continued The fact is, many organizations are against TNR including The Wildlife Society, International Association of Fish and Wildlife Agencies, the Association of Avian/Wildlife Veterinarians, the National Association of State Public Health Veterinarians and the National Audubon Society. Even PETA — People for the Ethical Treatment of Animals, sometimes seen as being extreme in regard to animal health and safety — sees TNR as not in the cats’ best interest and euthanasia as a more humane solution to unadoptable feral cat populations.
The process of the town’s feral cat trapping was also misrepresented. When trapping begins, Animal Control sends a letter to surrounding residents informing them of the trapping and not only asking cat owners to keep their cats safely indoors during the trapping but telling them to contact Animal Control or the SPCA should their cats end up missing during that time. I saw firsthand our amazing Animal Control officers go door-to-door to find the owners of what was clearly a pet cat. Every attempt will be made to find the owner, contrary to what Ms. Young accuses.

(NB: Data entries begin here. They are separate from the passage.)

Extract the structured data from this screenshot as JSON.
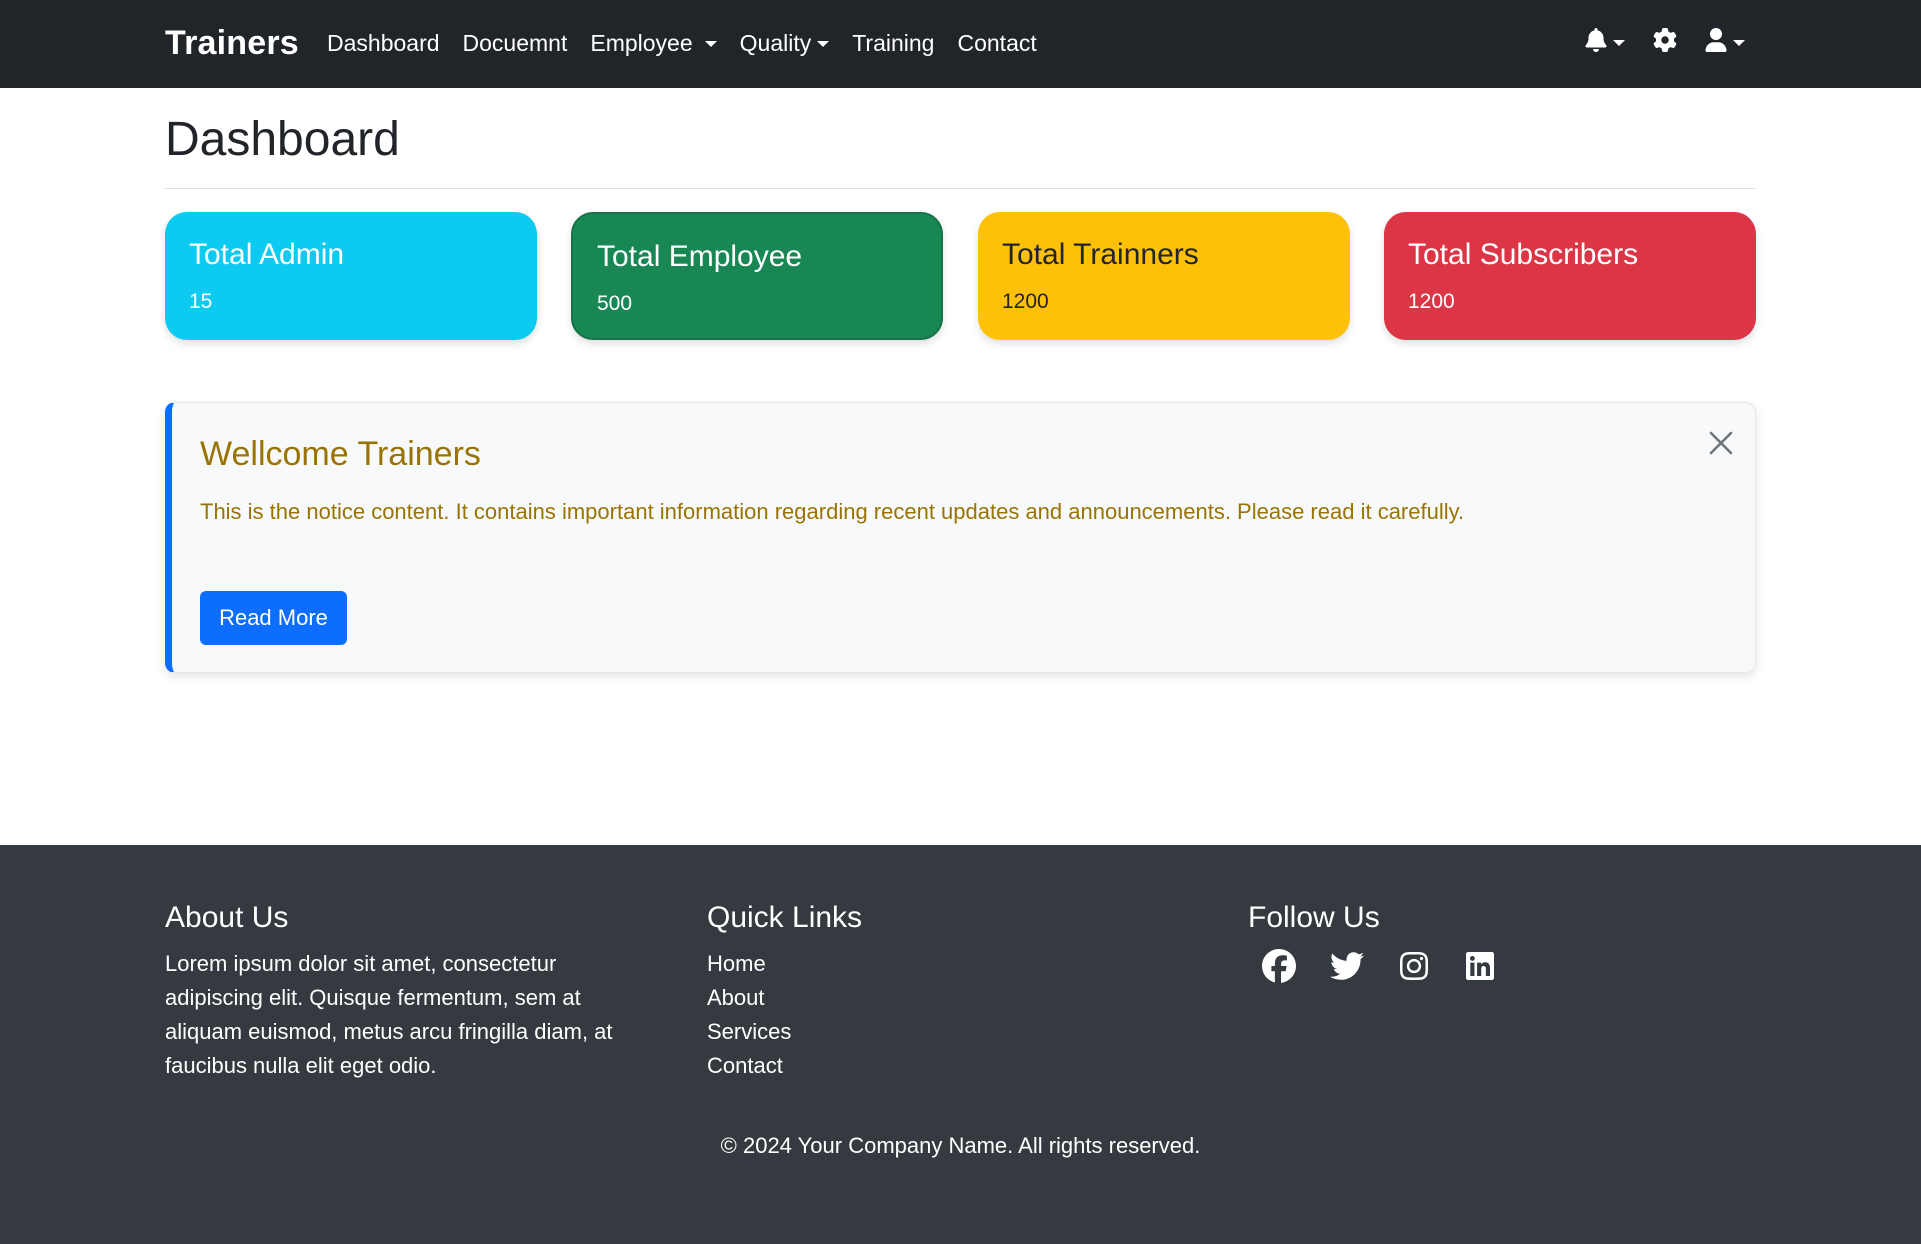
{
  "navbar": {
    "brand": "Trainers",
    "links": [
      {
        "label": "Dashboard",
        "dropdown": false
      },
      {
        "label": "Docuemnt",
        "dropdown": false
      },
      {
        "label": "Employee",
        "dropdown": true
      },
      {
        "label": "Quality",
        "dropdown": true
      },
      {
        "label": "Training",
        "dropdown": false
      },
      {
        "label": "Contact",
        "dropdown": false
      }
    ],
    "right_icons": [
      "bell-icon",
      "gear-icon",
      "user-icon"
    ]
  },
  "page": {
    "title": "Dashboard"
  },
  "stats": [
    {
      "label": "Total Admin",
      "value": "15",
      "color": "#0dcaf0"
    },
    {
      "label": "Total Employee",
      "value": "500",
      "color": "#198754"
    },
    {
      "label": "Total Trainners",
      "value": "1200",
      "color": "#ffc107"
    },
    {
      "label": "Total Subscribers",
      "value": "1200",
      "color": "#dc3545"
    }
  ],
  "notice": {
    "title": "Wellcome Trainers",
    "text": "This is the notice content. It contains important information regarding recent updates and announcements. Please read it carefully.",
    "button_label": "Read More",
    "accent_color": "#0d6efd",
    "text_color": "#997404"
  },
  "footer": {
    "about": {
      "heading": "About Us",
      "text": "Lorem ipsum dolor sit amet, consectetur adipiscing elit. Quisque fermentum, sem at aliquam euismod, metus arcu fringilla diam, at faucibus nulla elit eget odio."
    },
    "quick_links": {
      "heading": "Quick Links",
      "items": [
        "Home",
        "About",
        "Services",
        "Contact"
      ]
    },
    "follow": {
      "heading": "Follow Us",
      "icons": [
        "facebook-icon",
        "twitter-icon",
        "instagram-icon",
        "linkedin-icon"
      ]
    },
    "copyright": "© 2024 Your Company Name. All rights reserved."
  }
}
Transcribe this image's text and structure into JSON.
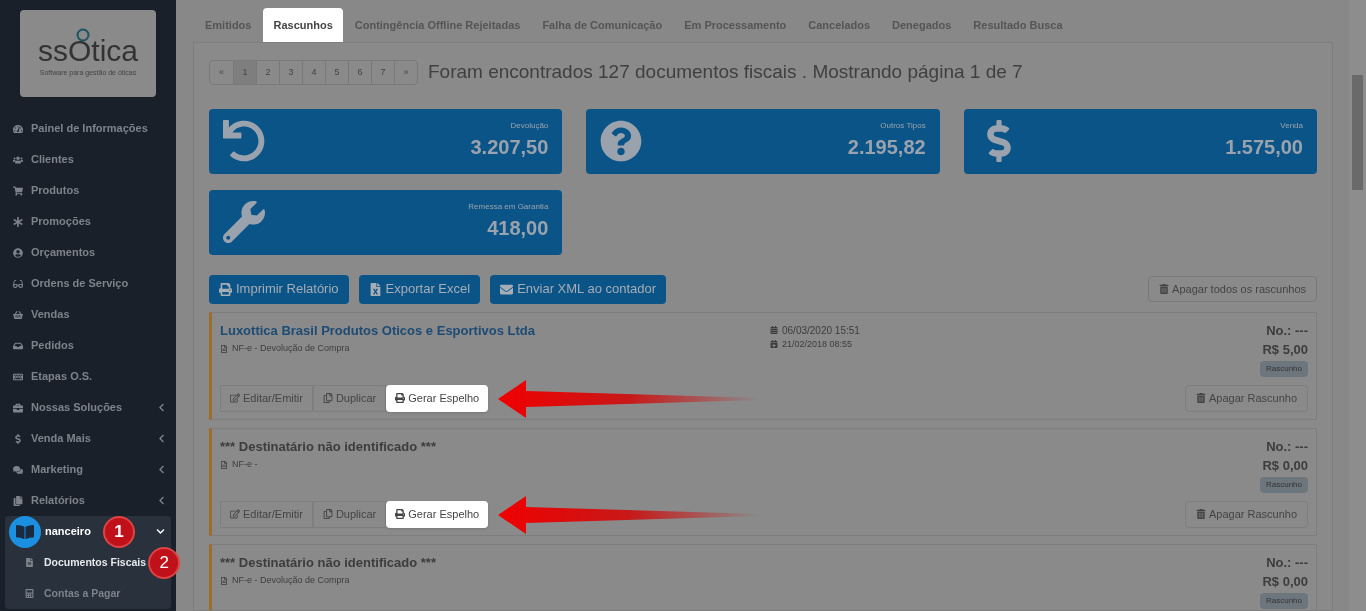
{
  "sidebar": {
    "logo": {
      "wordmark": "ssOtica",
      "tagline": "Software para gestão de óticas"
    },
    "items": [
      {
        "label": "Painel de Informações"
      },
      {
        "label": "Clientes"
      },
      {
        "label": "Produtos"
      },
      {
        "label": "Promoções"
      },
      {
        "label": "Orçamentos"
      },
      {
        "label": "Ordens de Serviço"
      },
      {
        "label": "Vendas"
      },
      {
        "label": "Pedidos"
      },
      {
        "label": "Etapas O.S."
      },
      {
        "label": "Nossas Soluções",
        "expanded": false
      },
      {
        "label": "Venda Mais",
        "expanded": false
      },
      {
        "label": "Marketing",
        "expanded": false
      },
      {
        "label": "Relatórios",
        "expanded": false
      },
      {
        "label": "nanceiro",
        "expanded": true,
        "callout": "1",
        "children": [
          {
            "label": "Documentos Fiscais",
            "selected": true,
            "callout": "2"
          },
          {
            "label": "Contas a Pagar",
            "selected": false
          }
        ]
      }
    ]
  },
  "tabs": [
    {
      "label": "Emitidos",
      "selected": false
    },
    {
      "label": "Rascunhos",
      "selected": true
    },
    {
      "label": "Contingência Offline Rejeitadas",
      "selected": false
    },
    {
      "label": "Falha de Comunicação",
      "selected": false
    },
    {
      "label": "Em Processamento",
      "selected": false
    },
    {
      "label": "Cancelados",
      "selected": false
    },
    {
      "label": "Denegados",
      "selected": false
    },
    {
      "label": "Resultado Busca",
      "selected": false
    }
  ],
  "pagination": {
    "pages": [
      {
        "label": "«",
        "selected": false
      },
      {
        "label": "1",
        "selected": true
      },
      {
        "label": "2",
        "selected": false
      },
      {
        "label": "3",
        "selected": false
      },
      {
        "label": "4",
        "selected": false
      },
      {
        "label": "5",
        "selected": false
      },
      {
        "label": "6",
        "selected": false
      },
      {
        "label": "7",
        "selected": false
      },
      {
        "label": "»",
        "selected": false
      }
    ],
    "summary": "Foram encontrados 127 documentos fiscais . Mostrando página 1 de 7"
  },
  "stats": [
    {
      "kind": "return",
      "label": "Devolução",
      "value": "3.207,50"
    },
    {
      "kind": "other",
      "label": "Outros Tipos",
      "value": "2.195,82"
    },
    {
      "kind": "sale",
      "label": "Venda",
      "value": "1.575,00"
    },
    {
      "kind": "warranty",
      "label": "Remessa em Garantia",
      "value": "418,00"
    }
  ],
  "actions": [
    {
      "kind": "print",
      "label": "Imprimir Relatório"
    },
    {
      "kind": "excel",
      "label": "Exportar Excel"
    },
    {
      "kind": "mail",
      "label": "Enviar XML ao contador"
    }
  ],
  "delete_all": "Apagar todos os rascunhos",
  "documents": [
    {
      "recipient": "Luxottica Brasil Produtos Oticos e Esportivos Ltda",
      "linked": true,
      "type": "NF-e - Devolução de Compra",
      "created": "06/03/2020 15:51",
      "issued": "21/02/2018 08:55",
      "number": "No.: ---",
      "amount": "R$ 5,00",
      "status": "Rascunho",
      "buttons": [
        {
          "kind": "edit",
          "label": "Editar/Emitir",
          "highlighted": false
        },
        {
          "kind": "copy",
          "label": "Duplicar",
          "highlighted": false
        },
        {
          "kind": "print",
          "label": "Gerar Espelho",
          "highlighted": true
        }
      ],
      "delete": "Apagar Rascunho"
    },
    {
      "recipient": "*** Destinatário não identificado ***",
      "linked": false,
      "type": "NF-e -",
      "number": "No.: ---",
      "amount": "R$ 0,00",
      "status": "Rascunho",
      "buttons": [
        {
          "kind": "edit",
          "label": "Editar/Emitir",
          "highlighted": false
        },
        {
          "kind": "copy",
          "label": "Duplicar",
          "highlighted": false
        },
        {
          "kind": "print",
          "label": "Gerar Espelho",
          "highlighted": true
        }
      ],
      "delete": "Apagar Rascunho"
    },
    {
      "recipient": "*** Destinatário não identificado ***",
      "linked": false,
      "type": "NF-e - Devolução de Compra",
      "number": "No.: ---",
      "amount": "R$ 0,00",
      "status": "Rascunho"
    }
  ]
}
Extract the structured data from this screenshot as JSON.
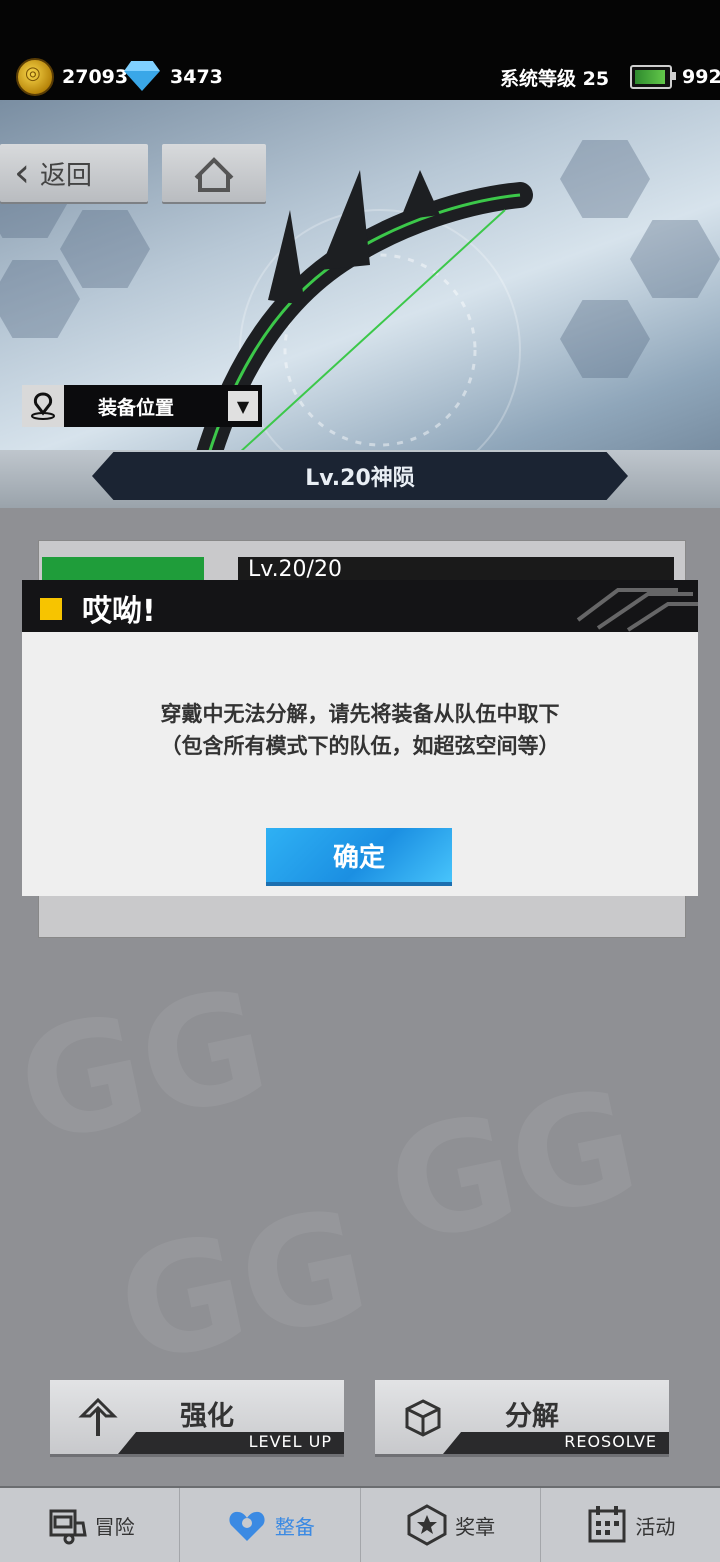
{
  "top_bar": {
    "coins": "27093",
    "gems": "3473",
    "system_level": "系统等级 25",
    "stamina": "992"
  },
  "hero": {
    "back_label": "返回",
    "location_label": "装备位置",
    "item_name": "Lv.20神陨"
  },
  "underlay": {
    "level_text": "Lv.20/20"
  },
  "dialog": {
    "title": "哎呦!",
    "message_line1": "穿戴中无法分解，请先将装备从队伍中取下",
    "message_line2": "（包含所有模式下的队伍，如超弦空间等）",
    "confirm_label": "确定"
  },
  "actions": {
    "enhance_label": "强化",
    "enhance_sub": "LEVEL UP",
    "resolve_label": "分解",
    "resolve_sub": "REOSOLVE"
  },
  "tabs": [
    {
      "label": "冒险",
      "icon": "truck-icon"
    },
    {
      "label": "整备",
      "icon": "heart-gear-icon"
    },
    {
      "label": "奖章",
      "icon": "star-badge-icon"
    },
    {
      "label": "活动",
      "icon": "calendar-icon"
    }
  ],
  "colors": {
    "accent_blue": "#2fb1f4",
    "dialog_mark": "#f7c400",
    "active_tab": "#3b8ae3"
  }
}
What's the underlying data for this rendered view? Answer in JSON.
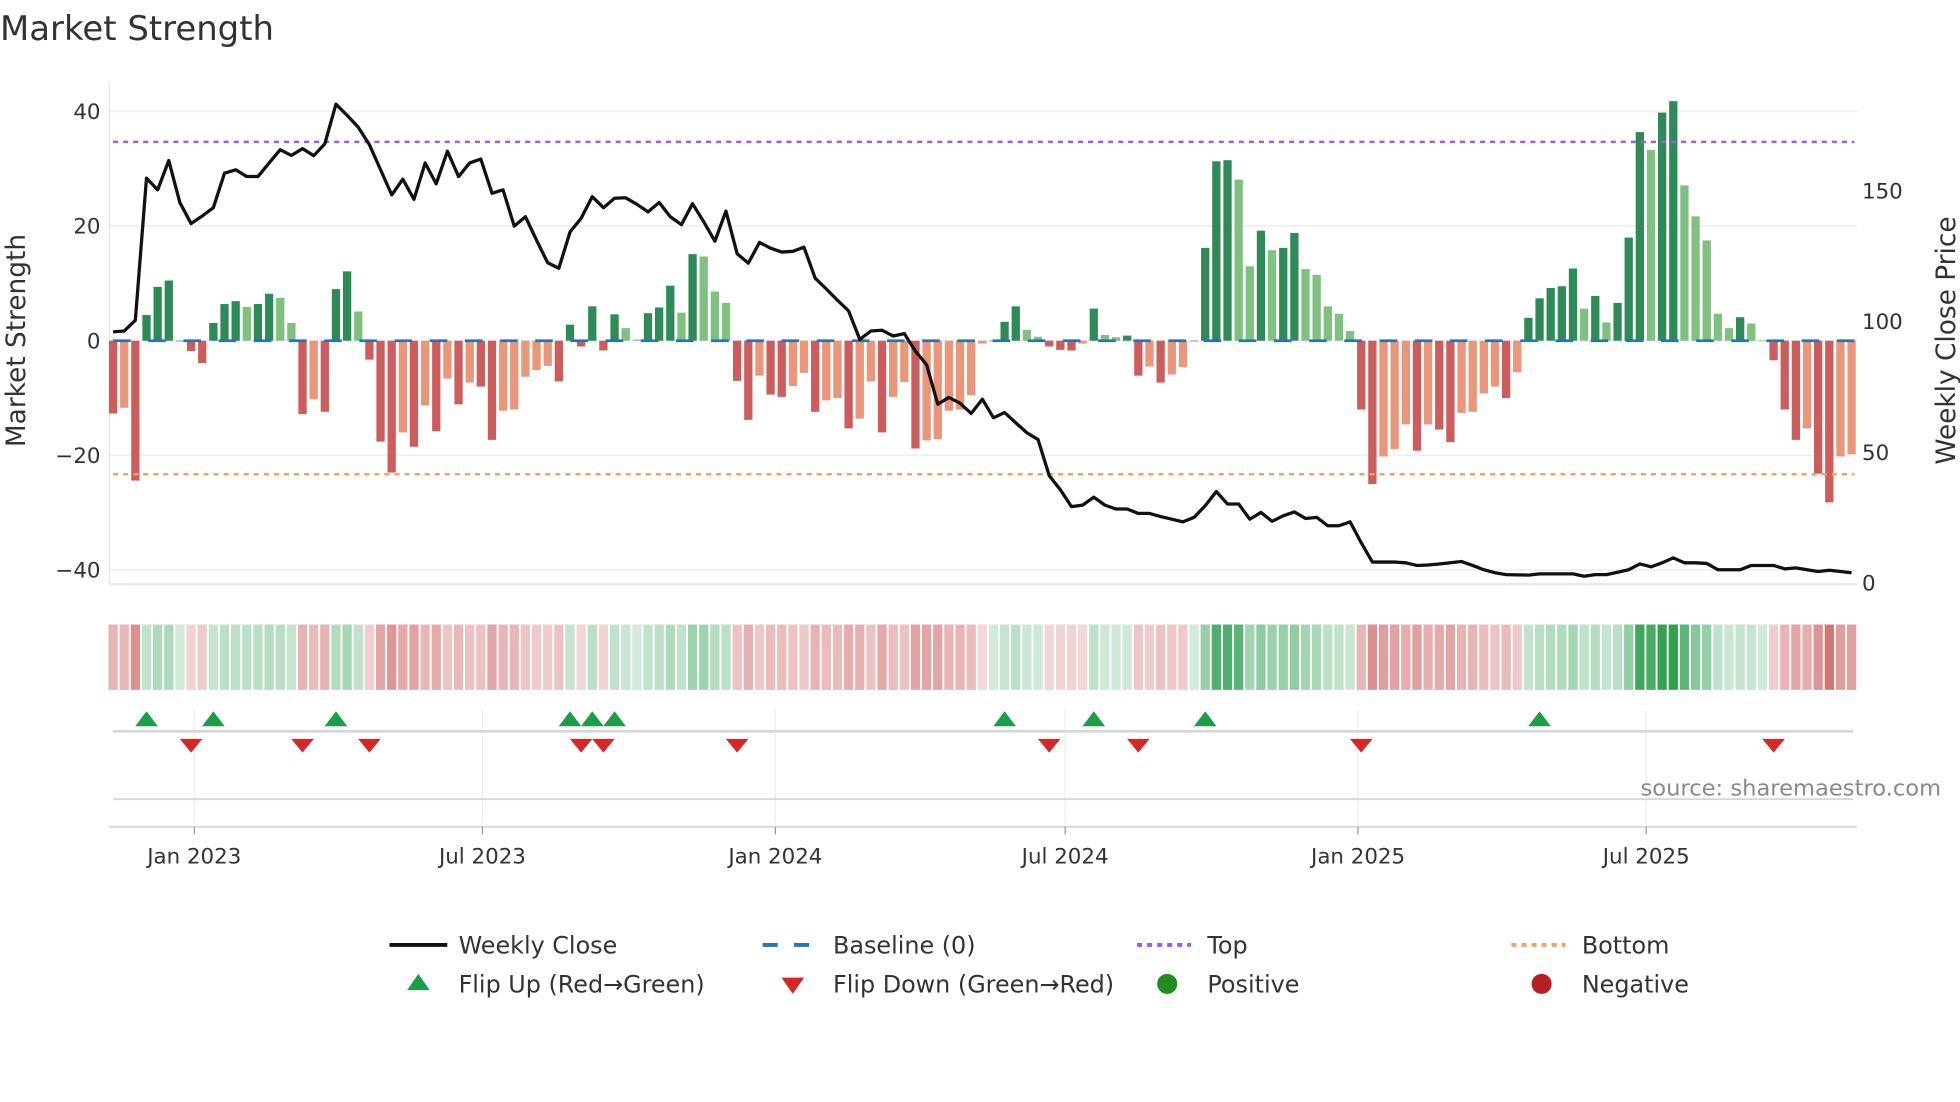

Ms. Young is absolutely correct in one thing: We are trying to remove these feral cats from our area because the safety of our children is more important to us than a wild population of cats who could be rife with disease and a danger to our kids and our community. We are not, however, in denial that there are other possible solutions; on the contrary, intensive research has simply shown that those solutions are costly and impractical and just as ineffective as Ms. Young claims ours to be. So if given the choice, we’d much rather attempt to remove the cats for good with the supposed $150 our taxes have already paid than to pay those taxes anyway, neuter for $75 per cat and return them to continue to foul our properties and risk our families’ health and safety. That is not an act of delusion; that is an act of common sense.
Joel and Michelle Banyai live in the town of Salina.